* Your task *
Please write out each entry below exactly as it appears.

* Records drawn from a dataset *
+--

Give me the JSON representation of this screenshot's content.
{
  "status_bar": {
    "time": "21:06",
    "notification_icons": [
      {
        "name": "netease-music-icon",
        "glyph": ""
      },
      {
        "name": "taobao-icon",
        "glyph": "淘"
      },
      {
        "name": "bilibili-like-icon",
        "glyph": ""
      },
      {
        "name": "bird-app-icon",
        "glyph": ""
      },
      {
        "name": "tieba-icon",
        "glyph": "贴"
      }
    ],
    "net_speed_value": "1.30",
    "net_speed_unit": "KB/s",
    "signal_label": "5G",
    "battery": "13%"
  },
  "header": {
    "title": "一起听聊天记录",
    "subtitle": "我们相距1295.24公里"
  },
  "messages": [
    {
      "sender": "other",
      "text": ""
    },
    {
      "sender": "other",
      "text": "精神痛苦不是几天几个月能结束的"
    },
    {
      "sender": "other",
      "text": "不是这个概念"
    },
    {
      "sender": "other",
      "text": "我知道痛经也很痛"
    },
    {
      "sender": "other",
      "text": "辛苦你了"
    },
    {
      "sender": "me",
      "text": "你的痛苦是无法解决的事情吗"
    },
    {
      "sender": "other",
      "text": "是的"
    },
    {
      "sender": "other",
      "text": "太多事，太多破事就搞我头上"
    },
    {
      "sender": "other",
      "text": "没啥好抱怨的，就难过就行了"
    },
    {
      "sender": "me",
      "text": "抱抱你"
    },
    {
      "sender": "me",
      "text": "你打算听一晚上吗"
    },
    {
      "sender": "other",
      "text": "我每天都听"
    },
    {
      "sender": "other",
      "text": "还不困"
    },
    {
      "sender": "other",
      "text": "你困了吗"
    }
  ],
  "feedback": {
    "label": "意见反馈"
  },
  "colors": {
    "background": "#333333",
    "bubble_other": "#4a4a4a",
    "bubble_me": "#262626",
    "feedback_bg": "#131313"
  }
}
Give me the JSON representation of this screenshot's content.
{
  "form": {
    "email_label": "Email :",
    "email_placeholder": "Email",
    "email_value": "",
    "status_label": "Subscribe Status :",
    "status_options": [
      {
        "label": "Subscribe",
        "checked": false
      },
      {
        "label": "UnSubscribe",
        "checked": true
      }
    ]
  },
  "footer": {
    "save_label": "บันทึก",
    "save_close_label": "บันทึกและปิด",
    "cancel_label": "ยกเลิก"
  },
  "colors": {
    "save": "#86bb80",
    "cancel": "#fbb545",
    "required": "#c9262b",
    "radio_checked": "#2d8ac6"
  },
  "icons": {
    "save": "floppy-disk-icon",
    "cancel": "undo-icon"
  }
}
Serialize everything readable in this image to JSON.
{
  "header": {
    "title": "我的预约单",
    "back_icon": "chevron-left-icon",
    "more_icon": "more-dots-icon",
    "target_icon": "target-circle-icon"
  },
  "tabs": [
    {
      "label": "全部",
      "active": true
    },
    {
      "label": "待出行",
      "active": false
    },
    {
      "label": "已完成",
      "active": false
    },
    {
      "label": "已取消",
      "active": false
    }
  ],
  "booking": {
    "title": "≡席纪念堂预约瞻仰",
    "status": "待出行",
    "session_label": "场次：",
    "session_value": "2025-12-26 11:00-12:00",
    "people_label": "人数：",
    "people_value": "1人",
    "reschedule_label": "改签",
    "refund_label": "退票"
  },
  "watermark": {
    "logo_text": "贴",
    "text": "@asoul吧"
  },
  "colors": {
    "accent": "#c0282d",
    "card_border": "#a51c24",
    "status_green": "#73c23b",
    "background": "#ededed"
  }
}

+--

* Written solution *
Give me the JSON representation of this screenshot's content.
{
  "status_bar": {
    "time": "21:06",
    "notification_icons": [
      {
        "name": "netease-music-icon",
        "glyph": ""
      },
      {
        "name": "taobao-icon",
        "glyph": "淘"
      },
      {
        "name": "bilibili-like-icon",
        "glyph": ""
      },
      {
        "name": "bird-app-icon",
        "glyph": ""
      },
      {
        "name": "tieba-icon",
        "glyph": "贴"
      }
    ],
    "net_speed_value": "1.30",
    "net_speed_unit": "KB/s",
    "signal_label": "5G",
    "battery": "13%"
  },
  "header": {
    "title": "一起听聊天记录",
    "subtitle": "我们相距1295.24公里"
  },
  "messages": [
    {
      "sender": "other",
      "text": ""
    },
    {
      "sender": "other",
      "text": "精神痛苦不是几天几个月能结束的"
    },
    {
      "sender": "other",
      "text": "不是这个概念"
    },
    {
      "sender": "other",
      "text": "我知道痛经也很痛"
    },
    {
      "sender": "other",
      "text": "辛苦你了"
    },
    {
      "sender": "me",
      "text": "你的痛苦是无法解决的事情吗"
    },
    {
      "sender": "other",
      "text": "是的"
    },
    {
      "sender": "other",
      "text": "太多事，太多破事就搞我头上"
    },
    {
      "sender": "other",
      "text": "没啥好抱怨的，就难过就行了"
    },
    {
      "sender": "me",
      "text": "抱抱你"
    },
    {
      "sender": "me",
      "text": "你打算听一晚上吗"
    },
    {
      "sender": "other",
      "text": "我每天都听"
    },
    {
      "sender": "other",
      "text": "还不困"
    },
    {
      "sender": "other",
      "text": "你困了吗"
    }
  ],
  "feedback": {
    "label": "意见反馈"
  },
  "colors": {
    "background": "#333333",
    "bubble_other": "#4a4a4a",
    "bubble_me": "#262626",
    "feedback_bg": "#131313"
  }
}
Give me the JSON representation of this screenshot's content.
{
  "form": {
    "email_label": "Email :",
    "email_placeholder": "Email",
    "email_value": "",
    "status_label": "Subscribe Status :",
    "status_options": [
      {
        "label": "Subscribe",
        "checked": false
      },
      {
        "label": "UnSubscribe",
        "checked": true
      }
    ]
  },
  "footer": {
    "save_label": "บันทึก",
    "save_close_label": "บันทึกและปิด",
    "cancel_label": "ยกเลิก"
  },
  "colors": {
    "save": "#86bb80",
    "cancel": "#fbb545",
    "required": "#c9262b",
    "radio_checked": "#2d8ac6"
  },
  "icons": {
    "save": "floppy-disk-icon",
    "cancel": "undo-icon"
  }
}
Serialize everything readable in this image to JSON.
{
  "header": {
    "title": "我的预约单",
    "back_icon": "chevron-left-icon",
    "more_icon": "more-dots-icon",
    "target_icon": "target-circle-icon"
  },
  "tabs": [
    {
      "label": "全部",
      "active": true
    },
    {
      "label": "待出行",
      "active": false
    },
    {
      "label": "已完成",
      "active": false
    },
    {
      "label": "已取消",
      "active": false
    }
  ],
  "booking": {
    "title": "≡席纪念堂预约瞻仰",
    "status": "待出行",
    "session_label": "场次：",
    "session_value": "2025-12-26 11:00-12:00",
    "people_label": "人数：",
    "people_value": "1人",
    "reschedule_label": "改签",
    "refund_label": "退票"
  },
  "watermark": {
    "logo_text": "贴",
    "text": "@asoul吧"
  },
  "colors": {
    "accent": "#c0282d",
    "card_border": "#a51c24",
    "status_green": "#73c23b",
    "background": "#ededed"
  }
}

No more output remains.